Steve Dawson said...

Thirteen movies on airplanes! I find it increasingly hard to watch and pay attention to a movie on a plane. Did any of the thirteen make it into your top ten?

Derek Armstrong said...

Indeed one did Steve! I watched Other People on the plane. And not even in my seat back entertainment system -- this one was on my phone! A good movie is a good movie is a good movie, I guess. I think I've grown accustomed to watching movies with interruptions ... a couple years ago, my #1 movie was a movie I started watching at home one night, fell asleep, and had to finish watching the next morning.

CSPAN Adamson said...

You think you can put The Purge above Manchester you hack???

Jk an interesting list though.

Derek Armstrong said...

Thank you Mr. CSPAN!
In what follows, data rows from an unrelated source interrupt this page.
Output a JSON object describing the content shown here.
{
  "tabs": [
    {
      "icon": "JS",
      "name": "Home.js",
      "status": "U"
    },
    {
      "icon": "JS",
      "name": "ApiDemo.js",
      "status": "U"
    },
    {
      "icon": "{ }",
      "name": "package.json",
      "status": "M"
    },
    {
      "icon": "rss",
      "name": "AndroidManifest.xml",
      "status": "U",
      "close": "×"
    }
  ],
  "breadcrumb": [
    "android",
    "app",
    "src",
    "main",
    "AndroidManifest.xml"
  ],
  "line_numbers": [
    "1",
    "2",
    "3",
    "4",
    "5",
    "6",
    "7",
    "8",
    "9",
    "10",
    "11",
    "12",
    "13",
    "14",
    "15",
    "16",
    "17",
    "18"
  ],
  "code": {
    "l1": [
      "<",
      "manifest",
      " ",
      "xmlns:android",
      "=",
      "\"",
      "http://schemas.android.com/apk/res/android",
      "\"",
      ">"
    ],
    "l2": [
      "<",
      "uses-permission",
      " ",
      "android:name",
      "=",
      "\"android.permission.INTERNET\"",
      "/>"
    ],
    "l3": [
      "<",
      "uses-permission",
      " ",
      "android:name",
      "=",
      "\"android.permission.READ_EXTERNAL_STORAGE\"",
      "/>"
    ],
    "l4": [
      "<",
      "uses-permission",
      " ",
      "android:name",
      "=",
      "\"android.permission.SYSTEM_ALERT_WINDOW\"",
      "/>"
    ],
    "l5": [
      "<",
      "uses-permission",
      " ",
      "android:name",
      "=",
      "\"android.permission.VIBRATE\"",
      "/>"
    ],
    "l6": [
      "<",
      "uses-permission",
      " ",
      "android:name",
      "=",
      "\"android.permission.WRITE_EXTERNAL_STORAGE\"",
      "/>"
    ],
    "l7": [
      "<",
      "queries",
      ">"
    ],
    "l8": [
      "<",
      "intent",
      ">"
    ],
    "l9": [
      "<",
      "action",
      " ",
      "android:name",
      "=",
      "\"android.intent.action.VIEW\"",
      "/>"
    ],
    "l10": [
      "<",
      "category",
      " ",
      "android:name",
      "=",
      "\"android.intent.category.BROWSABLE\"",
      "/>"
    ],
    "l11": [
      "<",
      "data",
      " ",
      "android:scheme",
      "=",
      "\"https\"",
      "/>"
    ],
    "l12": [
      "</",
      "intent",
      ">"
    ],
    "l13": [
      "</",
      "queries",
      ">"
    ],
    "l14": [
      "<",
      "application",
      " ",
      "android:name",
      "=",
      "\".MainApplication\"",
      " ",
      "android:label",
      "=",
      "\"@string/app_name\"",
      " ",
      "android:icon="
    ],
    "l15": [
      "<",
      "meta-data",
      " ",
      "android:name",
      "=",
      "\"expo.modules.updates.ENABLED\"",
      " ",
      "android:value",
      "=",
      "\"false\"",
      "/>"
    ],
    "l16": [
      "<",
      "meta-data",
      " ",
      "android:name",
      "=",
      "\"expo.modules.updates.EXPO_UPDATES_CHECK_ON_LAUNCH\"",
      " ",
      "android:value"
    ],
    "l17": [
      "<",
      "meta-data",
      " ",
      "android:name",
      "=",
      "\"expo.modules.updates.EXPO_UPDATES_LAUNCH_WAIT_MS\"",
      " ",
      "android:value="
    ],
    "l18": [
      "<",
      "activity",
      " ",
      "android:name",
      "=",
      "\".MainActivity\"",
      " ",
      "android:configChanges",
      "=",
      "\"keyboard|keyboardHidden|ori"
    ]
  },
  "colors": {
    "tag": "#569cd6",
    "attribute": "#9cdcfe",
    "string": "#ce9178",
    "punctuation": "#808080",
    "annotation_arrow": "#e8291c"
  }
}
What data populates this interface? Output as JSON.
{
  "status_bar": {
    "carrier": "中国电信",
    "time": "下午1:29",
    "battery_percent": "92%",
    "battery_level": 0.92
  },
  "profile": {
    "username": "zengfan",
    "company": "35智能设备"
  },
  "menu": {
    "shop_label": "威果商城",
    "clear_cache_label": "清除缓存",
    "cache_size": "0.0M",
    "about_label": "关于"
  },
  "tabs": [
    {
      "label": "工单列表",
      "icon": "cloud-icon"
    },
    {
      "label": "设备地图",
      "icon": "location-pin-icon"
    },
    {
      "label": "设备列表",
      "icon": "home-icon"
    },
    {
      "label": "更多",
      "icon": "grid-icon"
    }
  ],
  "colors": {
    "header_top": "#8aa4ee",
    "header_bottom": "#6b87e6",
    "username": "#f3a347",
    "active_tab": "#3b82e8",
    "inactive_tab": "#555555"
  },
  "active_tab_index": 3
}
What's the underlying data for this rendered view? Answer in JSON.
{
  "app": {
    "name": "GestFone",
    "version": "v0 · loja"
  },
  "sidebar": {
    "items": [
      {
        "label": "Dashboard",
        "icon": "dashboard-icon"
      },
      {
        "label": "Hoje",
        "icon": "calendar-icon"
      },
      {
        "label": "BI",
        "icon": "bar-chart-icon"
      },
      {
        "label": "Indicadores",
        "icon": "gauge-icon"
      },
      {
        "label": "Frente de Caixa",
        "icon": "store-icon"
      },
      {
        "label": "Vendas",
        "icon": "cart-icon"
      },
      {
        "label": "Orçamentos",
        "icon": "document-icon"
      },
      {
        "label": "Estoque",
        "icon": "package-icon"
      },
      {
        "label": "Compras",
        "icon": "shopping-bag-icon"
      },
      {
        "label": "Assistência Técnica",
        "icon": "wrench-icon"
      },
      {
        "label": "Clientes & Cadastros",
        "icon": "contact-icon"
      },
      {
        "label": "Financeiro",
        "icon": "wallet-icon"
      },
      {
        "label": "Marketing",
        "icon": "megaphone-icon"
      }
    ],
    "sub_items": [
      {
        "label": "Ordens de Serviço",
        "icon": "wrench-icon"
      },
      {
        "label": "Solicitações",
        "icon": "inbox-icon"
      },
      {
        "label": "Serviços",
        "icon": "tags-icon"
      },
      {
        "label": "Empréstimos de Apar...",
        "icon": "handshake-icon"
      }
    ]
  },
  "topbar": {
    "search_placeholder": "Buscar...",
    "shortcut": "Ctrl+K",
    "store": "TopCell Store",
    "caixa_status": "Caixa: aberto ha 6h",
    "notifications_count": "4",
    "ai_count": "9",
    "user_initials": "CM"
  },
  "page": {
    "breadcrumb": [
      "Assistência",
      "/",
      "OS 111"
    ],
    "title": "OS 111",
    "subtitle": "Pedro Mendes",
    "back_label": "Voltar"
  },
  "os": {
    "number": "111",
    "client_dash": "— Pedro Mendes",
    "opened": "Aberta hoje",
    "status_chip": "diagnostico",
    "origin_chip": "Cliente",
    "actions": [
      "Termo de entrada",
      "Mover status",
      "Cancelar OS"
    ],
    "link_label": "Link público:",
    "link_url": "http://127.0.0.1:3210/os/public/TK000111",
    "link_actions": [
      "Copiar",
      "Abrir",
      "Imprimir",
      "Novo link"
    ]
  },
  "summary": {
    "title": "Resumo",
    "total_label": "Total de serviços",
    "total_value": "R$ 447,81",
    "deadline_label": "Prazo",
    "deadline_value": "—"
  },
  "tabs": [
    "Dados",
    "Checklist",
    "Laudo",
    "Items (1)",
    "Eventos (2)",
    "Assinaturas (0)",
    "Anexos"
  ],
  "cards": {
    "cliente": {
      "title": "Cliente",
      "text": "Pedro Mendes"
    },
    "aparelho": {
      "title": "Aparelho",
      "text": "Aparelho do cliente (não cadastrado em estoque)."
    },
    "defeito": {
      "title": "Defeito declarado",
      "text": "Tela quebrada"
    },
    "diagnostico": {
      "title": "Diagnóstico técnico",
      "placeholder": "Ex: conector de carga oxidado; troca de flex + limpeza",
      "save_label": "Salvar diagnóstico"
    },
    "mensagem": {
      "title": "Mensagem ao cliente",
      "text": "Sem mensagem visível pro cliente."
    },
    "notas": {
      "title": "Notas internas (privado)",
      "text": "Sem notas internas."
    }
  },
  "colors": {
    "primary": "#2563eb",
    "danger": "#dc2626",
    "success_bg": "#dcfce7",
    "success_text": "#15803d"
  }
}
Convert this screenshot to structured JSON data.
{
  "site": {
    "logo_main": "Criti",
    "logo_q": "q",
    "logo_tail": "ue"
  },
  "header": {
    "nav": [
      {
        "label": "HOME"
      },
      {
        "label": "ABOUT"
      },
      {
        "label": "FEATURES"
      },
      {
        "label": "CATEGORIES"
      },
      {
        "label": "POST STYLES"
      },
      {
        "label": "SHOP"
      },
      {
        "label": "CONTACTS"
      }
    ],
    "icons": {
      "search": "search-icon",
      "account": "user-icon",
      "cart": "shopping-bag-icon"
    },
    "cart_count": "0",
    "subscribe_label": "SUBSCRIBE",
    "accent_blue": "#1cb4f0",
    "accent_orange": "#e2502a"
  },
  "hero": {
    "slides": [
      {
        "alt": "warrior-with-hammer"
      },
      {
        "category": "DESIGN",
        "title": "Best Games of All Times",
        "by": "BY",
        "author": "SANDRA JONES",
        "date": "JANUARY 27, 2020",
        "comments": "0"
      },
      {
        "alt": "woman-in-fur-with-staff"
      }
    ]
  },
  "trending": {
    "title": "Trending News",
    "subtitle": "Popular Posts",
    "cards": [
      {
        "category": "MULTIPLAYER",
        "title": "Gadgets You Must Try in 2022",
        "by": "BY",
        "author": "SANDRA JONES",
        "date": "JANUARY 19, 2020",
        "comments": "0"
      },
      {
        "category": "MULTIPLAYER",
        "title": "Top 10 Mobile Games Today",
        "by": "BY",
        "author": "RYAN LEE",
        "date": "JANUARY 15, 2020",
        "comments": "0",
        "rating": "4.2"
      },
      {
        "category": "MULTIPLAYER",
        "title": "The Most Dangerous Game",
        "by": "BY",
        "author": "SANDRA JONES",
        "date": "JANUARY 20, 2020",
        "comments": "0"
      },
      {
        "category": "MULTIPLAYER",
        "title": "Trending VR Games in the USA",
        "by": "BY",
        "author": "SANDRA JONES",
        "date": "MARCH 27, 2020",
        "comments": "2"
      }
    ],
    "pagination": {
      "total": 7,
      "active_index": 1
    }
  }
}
I think "Purge above _________" will be a common complaint about my list this year! But it rocked me. You don't forget experiences like the one I had with The Purge.